Edit

A View from Henry Jenkins

Sims Psychology

It’s a cliche to say that game playing can be therapy but Psychology Today tells us that a growing number of people are using The Sims to make sense of themselves and the other folks in their lives, including bringing…

  • January 6, 2004

It’s a cliche to say that game playing can be therapy but Psychology Today tells us that a growing number of people are using The Sims to make sense of themselves and the other folks in their lives, including bringing their simulations to their shrink and discussing them on the couch. Here’s what Clive Thompson reports:

“When The Sims works well, it’s kind of like a projective test. You can really see a lot of their psyche spilling out into their games,” says John Suler, a psychology professor at Rider University in Lawrenceville, New Jersey who specializes in cyberculture. “I spoke to one teenager who created a version of herself and her boyfriend. Then she created another version of herself–an evil version–to try to steal her boyfriend. She wanted to see what it’s like to be evil.”

Thompson outlines the range of psychological and sociological theories which shaped the design of the game, suggesting that it is no accident that a growing number of people use it as a mirror into their own lives.

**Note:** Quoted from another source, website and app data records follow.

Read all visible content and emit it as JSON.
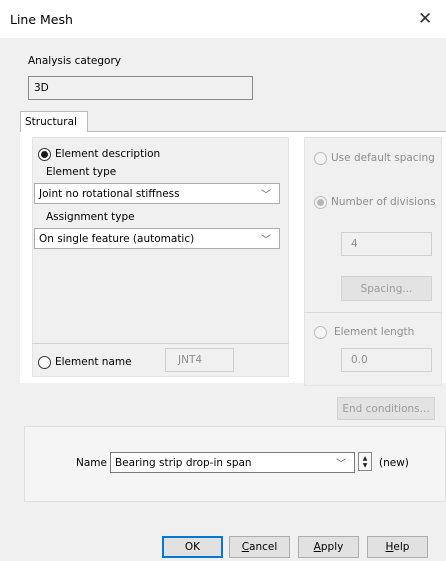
{
  "window": {
    "title": "Line Mesh",
    "close_label": "✕"
  },
  "analysis": {
    "label": "Analysis category",
    "value": "3D"
  },
  "tabs": [
    {
      "label": "Structural"
    }
  ],
  "element_description": {
    "radio_label": "Element description",
    "element_type_label": "Element type",
    "element_type_value": "Joint no rotational stiffness",
    "assignment_type_label": "Assignment type",
    "assignment_type_value": "On single feature (automatic)"
  },
  "element_name": {
    "radio_label": "Element name",
    "value": "JNT4"
  },
  "spacing": {
    "use_default_label": "Use default spacing",
    "number_of_divisions_label": "Number of divisions",
    "divisions_value": "4",
    "spacing_button": "Spacing...",
    "element_length_label": "Element length",
    "element_length_value": "0.0"
  },
  "end_conditions_button": "End conditions...",
  "name_row": {
    "label": "Name",
    "value": "Bearing strip drop-in span",
    "status": "(new)"
  },
  "buttons": {
    "ok": "OK",
    "cancel_first": "C",
    "cancel_rest": "ancel",
    "apply_first": "A",
    "apply_rest": "pply",
    "help_first": "H",
    "help_rest": "elp"
  }
}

Everyone I know has at least one Sim revelation. Here’s one of mine: I was playing with my son, who has had trouble managing his bank account. I gave him an empty house and told him to plan for a family. His first choice was a really expensive big screen tv. After that, things got a lot lot tighter, until he ran out of money before installing plumbing or a refrigerator and had to buy a bed too small for the number of people in the house. From there, things went sour. His father character, designed to look like himself, lost his job because he hadn’t bathed. His wife, designed to look like a current crush, got really cranky because she couldn’t sleep. Everyone was starving because there was no food in the house and no money to buy any. Finally, I took mercy on him, told him to install a telephone, and call for the Pizza guy. The doorbell rings. The wife goes to get the food and the husband dies of starvation in the backyard that very moment. I wish I could say that it solved all of his money management problems, but it certainly got his attention!

Anyone who would like to read my further thoughts on the Sims should check out this online publication.

You've read of free articles this month.